Okay, it sounded funnier in our head. Hey, just be glad we're not throwing another "In Soviet Russia…" joke at you.
But seriously, folks. There are more crosses, double crosses, and triples crosses than a marathon session of naughts & crosses (that's Queen's English for tic-tac-toe). And for all our talk about how sneaky and deceptive SPECTRE is, Bond also pretends to be an ally with someone he'd drop at a moment's notice. At least that's the impression you'd get in From Russia with Love considering how Bond demands Tania's loyalty…a loyalty we're not quite sure he ever extends back to her.
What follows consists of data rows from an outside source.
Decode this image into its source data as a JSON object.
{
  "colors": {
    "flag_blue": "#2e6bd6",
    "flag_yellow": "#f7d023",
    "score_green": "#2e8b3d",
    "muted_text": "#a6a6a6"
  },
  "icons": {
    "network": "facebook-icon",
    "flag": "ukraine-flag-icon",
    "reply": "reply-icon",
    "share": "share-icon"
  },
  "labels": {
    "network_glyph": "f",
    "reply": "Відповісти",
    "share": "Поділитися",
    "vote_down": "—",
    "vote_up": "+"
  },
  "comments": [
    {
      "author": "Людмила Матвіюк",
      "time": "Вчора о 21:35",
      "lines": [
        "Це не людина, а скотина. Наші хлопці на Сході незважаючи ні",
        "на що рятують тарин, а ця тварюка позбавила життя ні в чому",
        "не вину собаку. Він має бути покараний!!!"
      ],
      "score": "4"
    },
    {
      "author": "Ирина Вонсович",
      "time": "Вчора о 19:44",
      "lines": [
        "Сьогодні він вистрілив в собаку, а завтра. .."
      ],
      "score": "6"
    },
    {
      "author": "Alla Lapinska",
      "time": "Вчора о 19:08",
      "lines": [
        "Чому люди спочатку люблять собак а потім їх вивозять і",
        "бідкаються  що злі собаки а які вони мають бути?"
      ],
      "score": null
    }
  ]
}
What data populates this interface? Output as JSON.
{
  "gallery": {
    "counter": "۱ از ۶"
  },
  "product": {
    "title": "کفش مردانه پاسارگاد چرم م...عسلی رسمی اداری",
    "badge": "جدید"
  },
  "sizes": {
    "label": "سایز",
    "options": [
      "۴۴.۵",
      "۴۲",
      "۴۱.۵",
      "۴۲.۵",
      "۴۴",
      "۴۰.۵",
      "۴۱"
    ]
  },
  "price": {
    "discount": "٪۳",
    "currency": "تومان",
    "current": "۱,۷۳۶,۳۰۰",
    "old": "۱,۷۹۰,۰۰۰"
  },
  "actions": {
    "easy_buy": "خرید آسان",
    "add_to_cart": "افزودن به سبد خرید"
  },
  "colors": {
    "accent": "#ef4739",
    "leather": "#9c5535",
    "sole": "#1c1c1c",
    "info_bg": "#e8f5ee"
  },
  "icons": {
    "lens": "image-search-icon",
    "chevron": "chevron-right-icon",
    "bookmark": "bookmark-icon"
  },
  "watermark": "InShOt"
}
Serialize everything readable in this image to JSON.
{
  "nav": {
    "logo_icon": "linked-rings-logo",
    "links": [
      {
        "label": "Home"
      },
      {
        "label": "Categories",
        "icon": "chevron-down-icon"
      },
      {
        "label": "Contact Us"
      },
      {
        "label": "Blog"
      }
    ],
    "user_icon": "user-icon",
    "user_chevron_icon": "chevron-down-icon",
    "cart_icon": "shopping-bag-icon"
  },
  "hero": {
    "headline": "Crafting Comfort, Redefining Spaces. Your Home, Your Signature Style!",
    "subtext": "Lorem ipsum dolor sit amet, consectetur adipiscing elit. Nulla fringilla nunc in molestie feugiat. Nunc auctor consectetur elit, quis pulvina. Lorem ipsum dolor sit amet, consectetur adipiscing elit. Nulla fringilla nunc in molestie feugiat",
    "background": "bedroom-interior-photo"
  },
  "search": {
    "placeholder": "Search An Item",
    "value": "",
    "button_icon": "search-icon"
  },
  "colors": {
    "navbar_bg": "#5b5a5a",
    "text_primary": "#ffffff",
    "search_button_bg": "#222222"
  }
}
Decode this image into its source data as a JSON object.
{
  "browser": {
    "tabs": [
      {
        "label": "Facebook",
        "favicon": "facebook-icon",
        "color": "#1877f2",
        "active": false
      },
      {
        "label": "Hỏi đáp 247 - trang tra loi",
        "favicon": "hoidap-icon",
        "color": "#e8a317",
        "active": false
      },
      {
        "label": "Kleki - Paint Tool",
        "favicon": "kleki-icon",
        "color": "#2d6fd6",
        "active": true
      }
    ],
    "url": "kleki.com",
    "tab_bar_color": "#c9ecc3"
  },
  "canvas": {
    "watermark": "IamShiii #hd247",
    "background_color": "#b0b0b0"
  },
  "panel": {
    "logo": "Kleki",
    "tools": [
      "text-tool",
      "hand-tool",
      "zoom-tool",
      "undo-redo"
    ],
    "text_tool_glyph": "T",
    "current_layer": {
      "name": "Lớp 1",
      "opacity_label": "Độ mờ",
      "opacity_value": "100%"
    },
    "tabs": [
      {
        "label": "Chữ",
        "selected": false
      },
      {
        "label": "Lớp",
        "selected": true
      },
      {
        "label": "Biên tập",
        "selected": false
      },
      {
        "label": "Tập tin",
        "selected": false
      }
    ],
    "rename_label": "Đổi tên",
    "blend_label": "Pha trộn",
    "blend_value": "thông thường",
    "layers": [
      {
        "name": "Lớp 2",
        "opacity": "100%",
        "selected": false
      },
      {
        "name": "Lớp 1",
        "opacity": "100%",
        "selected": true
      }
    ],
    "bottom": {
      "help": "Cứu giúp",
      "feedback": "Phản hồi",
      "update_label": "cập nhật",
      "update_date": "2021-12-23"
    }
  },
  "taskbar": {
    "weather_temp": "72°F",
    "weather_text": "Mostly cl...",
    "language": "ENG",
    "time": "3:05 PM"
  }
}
Unlike SPECTRE's Number One, however, Bond doesn't betray all his allies. Bond stays loyal to Kerim Bey until the end, whereas Number One doesn't hesitate to kill his loyal agents with a swift kick from a poisoned boot. The spy game is one that's difficult to win. But in SPECTRE, the game plays you.
Questions About Betrayal
What does SPECTRE consider a betrayal, and how does it punish those who betray them?
The Russians and the British have an amiable rivalry in Istanbul at the beginning of the movie. What's the turning point? Does either side realize they're being manipulated?
Would you consider Tania a traitor? She thinks she's doing her duty for Mother Russia, but she decides to stay with Bond in the end. Does she realize that it's SPECTRE who betrayed her and not her country?
Chew on This
Betrayal is part of the spy game, so you'd think there would be no hard feelings. Yet everyone takes betrayal quite personally. Bond especially. He's using Tania to get to the Lektor machine, but when he suspects that she is using him, he becomes furious at her. He's a double-o hypocrite.
Betrayal often occurs underground, below decks on the SPECTRE ship or beneath Istanbul, for example. It's almost as if the setting of these acts is symbolic.